[Start of section]
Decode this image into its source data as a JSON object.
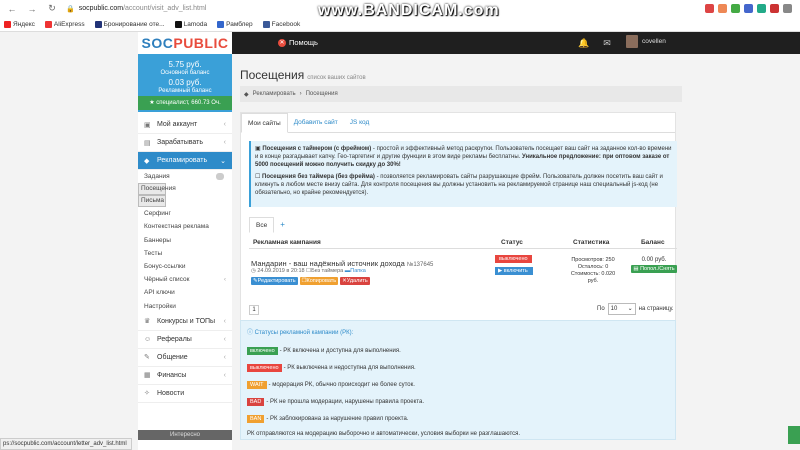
{
  "browser": {
    "url_host": "socpublic.com",
    "url_path": "/account/visit_adv_list.html",
    "recorder": "www.BANDICAM.com",
    "bookmarks": [
      "Яндекс",
      "AliExpress",
      "Бронирование оте...",
      "Lamoda",
      "Рамблер",
      "Facebook"
    ]
  },
  "header": {
    "logo_a": "SOC",
    "logo_b": "PUBLIC",
    "help": "Помощь",
    "username": "covellen"
  },
  "balance": {
    "main_value": "5.75 руб.",
    "main_label": "Основной баланс",
    "ad_value": "0.03 руб.",
    "ad_label": "Рекламный баланс",
    "specialist": "специалист, 660.73 Оч."
  },
  "sidebar": {
    "items_top": [
      {
        "label": "Мой аккаунт",
        "icon": "user-icon"
      },
      {
        "label": "Зарабатывать",
        "icon": "money-icon"
      }
    ],
    "active": {
      "label": "Рекламировать",
      "icon": "bullhorn-icon"
    },
    "subitems": [
      "Задания",
      "Посещения",
      "Письма",
      "Серфинг",
      "Контекстная реклама",
      "Баннеры",
      "Тесты",
      "Бонус-ссылки",
      "Чёрный список",
      "API ключи",
      "Настройки"
    ],
    "items_bottom": [
      {
        "label": "Конкурсы и ТОПы",
        "icon": "trophy-icon"
      },
      {
        "label": "Рефералы",
        "icon": "users-icon"
      },
      {
        "label": "Общение",
        "icon": "chat-icon"
      },
      {
        "label": "Финансы",
        "icon": "wallet-icon"
      },
      {
        "label": "Новости",
        "icon": "news-icon"
      }
    ],
    "interest": "Интересно"
  },
  "main": {
    "title": "Посещения",
    "subtitle": "список ваших сайтов",
    "breadcrumb": [
      "Рекламировать",
      "Посещения"
    ],
    "tabs": [
      "Мои сайты",
      "Добавить сайт",
      "JS код"
    ],
    "info1_bold": "Посещения с таймером (с фреймом)",
    "info1_text": " - простой и эффективный метод раскрутки. Пользователь посещает ваш сайт на заданное кол-во времени и в конце разгадывает капчу. Гео-таргетинг и другие функции в этом виде рекламы бесплатны. ",
    "info1_offer": "Уникальное предложение: при оптовом заказе от 5000 посещений можно получить скидку до 30%!",
    "info2_bold": "Посещения без таймера (без фрейма)",
    "info2_text": " - позволяется рекламировать сайты разрушающие фрейм. Пользователь должен посетить ваш сайт и кликнуть в любом месте внизу сайта. Для контроля посещения вы должны установить на рекламируемой странице наш специальный js-код (не обязательно, но крайне рекомендуется).",
    "subtab_all": "Все",
    "subtab_add": "+",
    "columns": [
      "Рекламная кампания",
      "Статус",
      "Статистика",
      "Баланс"
    ],
    "row": {
      "name": "Мандарин - ваш надёжный источник дохода",
      "id": "№137645",
      "date": "24.09.2019 в 20:18",
      "timer": "Без таймера",
      "folder": "Папка",
      "edit": "Редактировать",
      "copy": "Копировать",
      "delete": "Удалить",
      "status": "выключено",
      "enable": "включить",
      "views": "Просмотров: 250",
      "left": "Осталось: 0",
      "cost": "Стоимость: 0.020 руб.",
      "balance": "0.00 руб.",
      "topup": "Попол./Снять"
    },
    "page": "1",
    "per_page_label": "По",
    "per_page_value": "10",
    "per_page_suffix": "на страницу.",
    "legend_title": "Статусы рекламной кампании (РК):",
    "legend": [
      {
        "badge": "включено",
        "text": " - РК включена и доступна для выполнения.",
        "color": "#3aa052"
      },
      {
        "badge": "выключено",
        "text": " - РК выключена и недоступна для выполнения.",
        "color": "#e8463f"
      },
      {
        "badge": "WAIT",
        "text": " - модерация РК, обычно происходит не более суток.",
        "color": "#f0a030"
      },
      {
        "badge": "BAD",
        "text": " - РК не прошла модерации, нарушены правила проекта.",
        "color": "#d9433f"
      },
      {
        "badge": "BAN",
        "text": " - РК заблокирована за нарушение правил проекта.",
        "color": "#f0a030"
      }
    ],
    "legend_footer": "РК отправляются на модерацию выборочно и автоматически, условия выборки не разглашаются."
  },
  "statusbar": "ps://socpublic.com/account/letter_adv_list.html"
}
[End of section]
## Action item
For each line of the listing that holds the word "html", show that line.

## Answer for this exercise
    "url_path": "/account/visit_adv_list.html",
  "statusbar": "ps://socpublic.com/account/letter_adv_list.html"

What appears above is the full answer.